* TASK INSTRUCTIONS:
An exact repetition of the data is required; no picture should appear in it.

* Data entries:

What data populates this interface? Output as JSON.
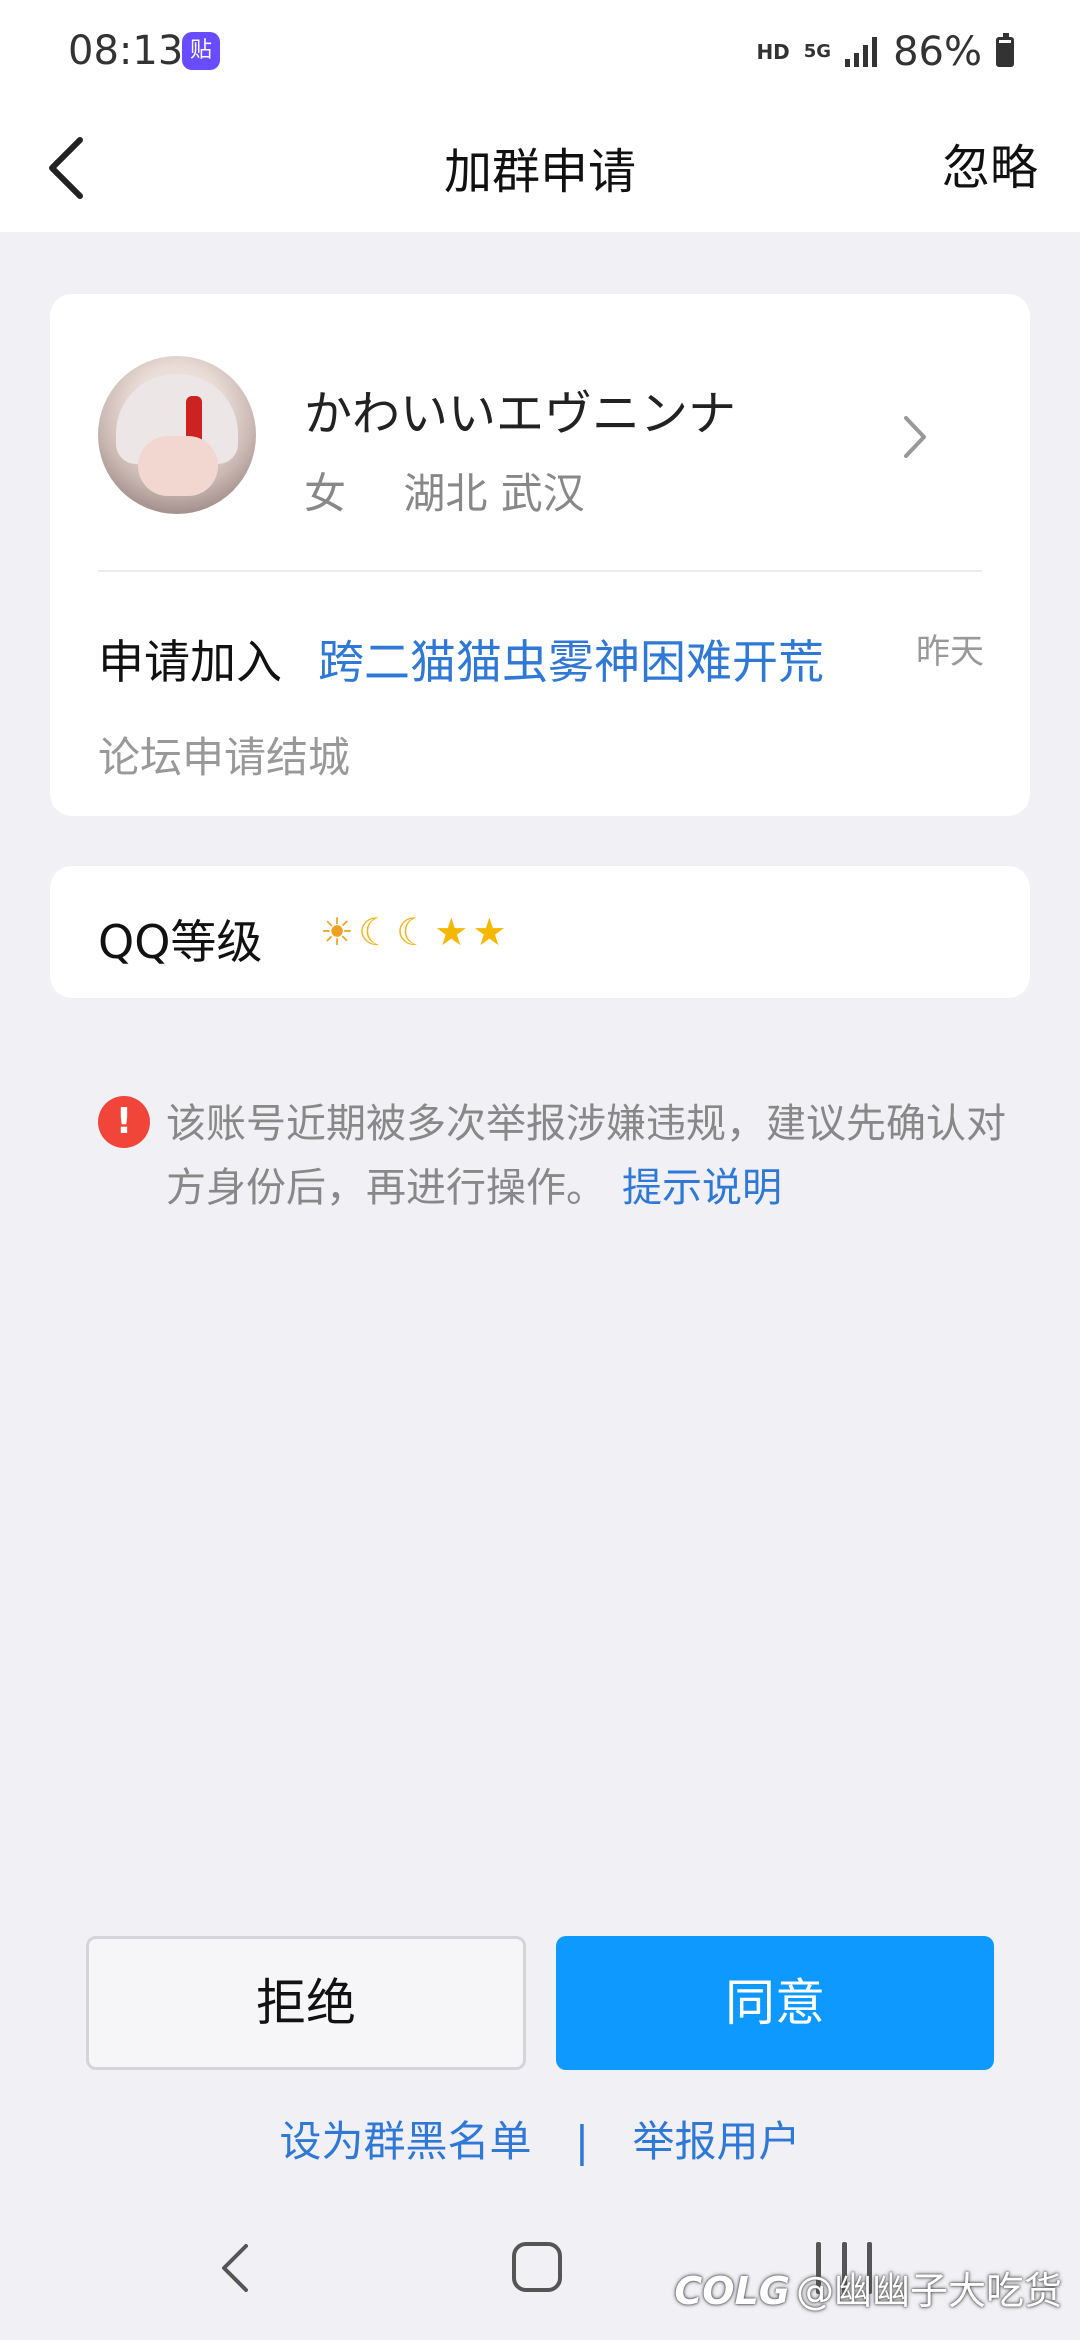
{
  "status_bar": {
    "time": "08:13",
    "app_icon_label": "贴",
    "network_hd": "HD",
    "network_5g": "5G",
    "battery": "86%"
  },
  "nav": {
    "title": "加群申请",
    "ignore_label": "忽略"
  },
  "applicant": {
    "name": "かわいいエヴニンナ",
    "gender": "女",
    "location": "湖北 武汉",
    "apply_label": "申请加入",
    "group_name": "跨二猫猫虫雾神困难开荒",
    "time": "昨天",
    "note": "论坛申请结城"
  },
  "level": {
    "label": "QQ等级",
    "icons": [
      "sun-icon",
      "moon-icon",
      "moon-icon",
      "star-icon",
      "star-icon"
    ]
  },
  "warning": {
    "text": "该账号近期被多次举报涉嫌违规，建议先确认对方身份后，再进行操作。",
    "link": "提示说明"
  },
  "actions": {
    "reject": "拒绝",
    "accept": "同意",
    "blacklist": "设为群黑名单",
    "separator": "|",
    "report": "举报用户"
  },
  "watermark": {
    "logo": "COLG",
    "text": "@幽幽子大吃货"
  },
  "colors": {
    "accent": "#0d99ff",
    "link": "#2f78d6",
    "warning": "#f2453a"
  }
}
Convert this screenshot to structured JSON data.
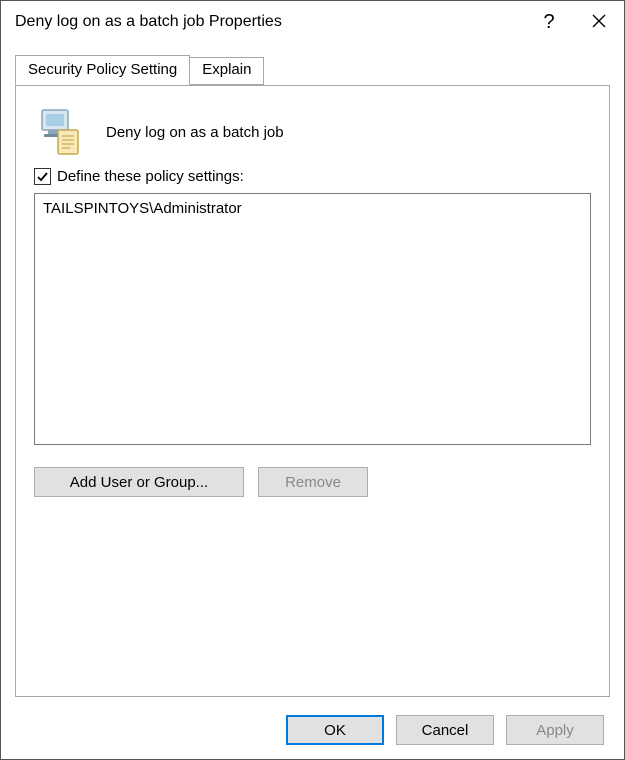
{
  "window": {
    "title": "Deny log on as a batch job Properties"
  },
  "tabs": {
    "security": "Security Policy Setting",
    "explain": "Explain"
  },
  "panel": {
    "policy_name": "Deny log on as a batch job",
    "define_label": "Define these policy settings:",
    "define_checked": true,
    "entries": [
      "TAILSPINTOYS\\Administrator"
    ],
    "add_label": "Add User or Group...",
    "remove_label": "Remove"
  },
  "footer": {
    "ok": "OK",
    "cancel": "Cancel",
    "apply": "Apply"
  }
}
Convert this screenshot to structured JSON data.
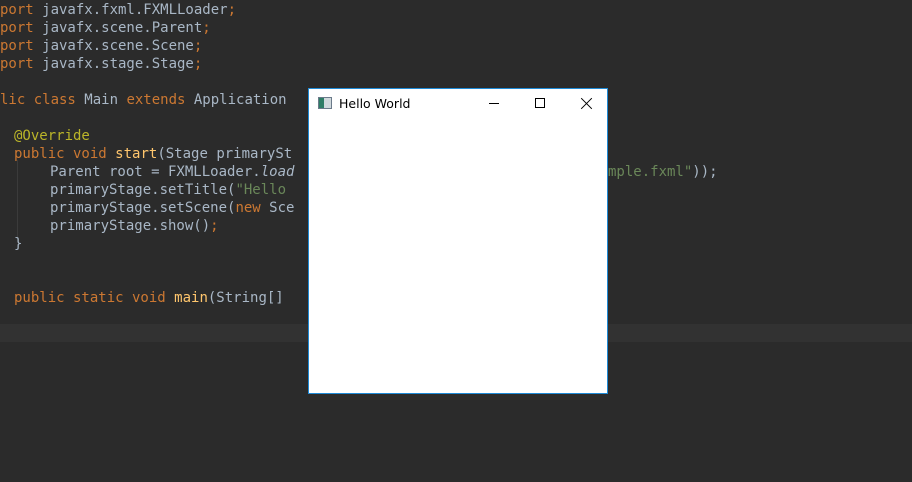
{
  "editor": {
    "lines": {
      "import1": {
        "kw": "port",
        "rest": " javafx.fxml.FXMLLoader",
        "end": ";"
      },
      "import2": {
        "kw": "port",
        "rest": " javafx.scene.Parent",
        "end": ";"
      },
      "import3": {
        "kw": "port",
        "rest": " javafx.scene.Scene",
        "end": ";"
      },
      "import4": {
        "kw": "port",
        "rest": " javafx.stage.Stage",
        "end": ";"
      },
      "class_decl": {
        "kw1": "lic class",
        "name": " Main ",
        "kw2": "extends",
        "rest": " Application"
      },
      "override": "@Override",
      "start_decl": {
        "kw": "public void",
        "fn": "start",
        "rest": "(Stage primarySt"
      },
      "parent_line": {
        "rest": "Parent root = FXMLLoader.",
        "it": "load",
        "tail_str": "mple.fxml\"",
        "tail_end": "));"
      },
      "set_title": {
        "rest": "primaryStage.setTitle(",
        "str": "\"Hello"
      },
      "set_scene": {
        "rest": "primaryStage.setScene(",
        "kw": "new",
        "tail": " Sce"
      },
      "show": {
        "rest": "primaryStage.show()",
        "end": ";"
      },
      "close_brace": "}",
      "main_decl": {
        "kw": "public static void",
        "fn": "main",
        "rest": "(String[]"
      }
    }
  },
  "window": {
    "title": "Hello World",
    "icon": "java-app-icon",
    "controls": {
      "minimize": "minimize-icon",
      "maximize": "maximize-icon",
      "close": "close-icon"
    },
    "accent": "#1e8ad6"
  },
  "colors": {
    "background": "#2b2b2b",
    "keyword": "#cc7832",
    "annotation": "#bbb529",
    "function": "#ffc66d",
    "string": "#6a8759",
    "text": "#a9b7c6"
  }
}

* OUTPUT FOR THIS EXERCISE:
What data populates this interface? Output as JSON.
{
  "status_bar": {
    "time": "08:13",
    "app_icon_label": "贴",
    "network_hd": "HD",
    "network_5g": "5G",
    "battery": "86%"
  },
  "nav": {
    "title": "加群申请",
    "ignore_label": "忽略"
  },
  "applicant": {
    "name": "かわいいエヴニンナ",
    "gender": "女",
    "location": "湖北 武汉",
    "apply_label": "申请加入",
    "group_name": "跨二猫猫虫雾神困难开荒",
    "time": "昨天",
    "note": "论坛申请结城"
  },
  "level": {
    "label": "QQ等级",
    "icons": [
      "sun-icon",
      "moon-icon",
      "moon-icon",
      "star-icon",
      "star-icon"
    ]
  },
  "warning": {
    "text": "该账号近期被多次举报涉嫌违规，建议先确认对方身份后，再进行操作。",
    "link": "提示说明"
  },
  "actions": {
    "reject": "拒绝",
    "accept": "同意",
    "blacklist": "设为群黑名单",
    "separator": "|",
    "report": "举报用户"
  },
  "watermark": {
    "logo": "COLG",
    "text": "@幽幽子大吃货"
  },
  "colors": {
    "accent": "#0d99ff",
    "link": "#2f78d6",
    "warning": "#f2453a"
  }
}
Convert this screenshot to structured JSON data.
{
  "window": {
    "title": "Deny log on as a batch job Properties"
  },
  "tabs": {
    "security": "Security Policy Setting",
    "explain": "Explain"
  },
  "panel": {
    "policy_name": "Deny log on as a batch job",
    "define_label": "Define these policy settings:",
    "define_checked": true,
    "entries": [
      "TAILSPINTOYS\\Administrator"
    ],
    "add_label": "Add User or Group...",
    "remove_label": "Remove"
  },
  "footer": {
    "ok": "OK",
    "cancel": "Cancel",
    "apply": "Apply"
  }
}
Convert this screenshot to structured JSON data.
{
  "editor": {
    "lines": {
      "import1": {
        "kw": "port",
        "rest": " javafx.fxml.FXMLLoader",
        "end": ";"
      },
      "import2": {
        "kw": "port",
        "rest": " javafx.scene.Parent",
        "end": ";"
      },
      "import3": {
        "kw": "port",
        "rest": " javafx.scene.Scene",
        "end": ";"
      },
      "import4": {
        "kw": "port",
        "rest": " javafx.stage.Stage",
        "end": ";"
      },
      "class_decl": {
        "kw1": "lic class",
        "name": " Main ",
        "kw2": "extends",
        "rest": " Application"
      },
      "override": "@Override",
      "start_decl": {
        "kw": "public void",
        "fn": "start",
        "rest": "(Stage primarySt"
      },
      "parent_line": {
        "rest": "Parent root = FXMLLoader.",
        "it": "load",
        "tail_str": "mple.fxml\"",
        "tail_end": "));"
      },
      "set_title": {
        "rest": "primaryStage.setTitle(",
        "str": "\"Hello"
      },
      "set_scene": {
        "rest": "primaryStage.setScene(",
        "kw": "new",
        "tail": " Sce"
      },
      "show": {
        "rest": "primaryStage.show()",
        "end": ";"
      },
      "close_brace": "}",
      "main_decl": {
        "kw": "public static void",
        "fn": "main",
        "rest": "(String[]"
      }
    }
  },
  "window": {
    "title": "Hello World",
    "icon": "java-app-icon",
    "controls": {
      "minimize": "minimize-icon",
      "maximize": "maximize-icon",
      "close": "close-icon"
    },
    "accent": "#1e8ad6"
  },
  "colors": {
    "background": "#2b2b2b",
    "keyword": "#cc7832",
    "annotation": "#bbb529",
    "function": "#ffc66d",
    "string": "#6a8759",
    "text": "#a9b7c6"
  }
}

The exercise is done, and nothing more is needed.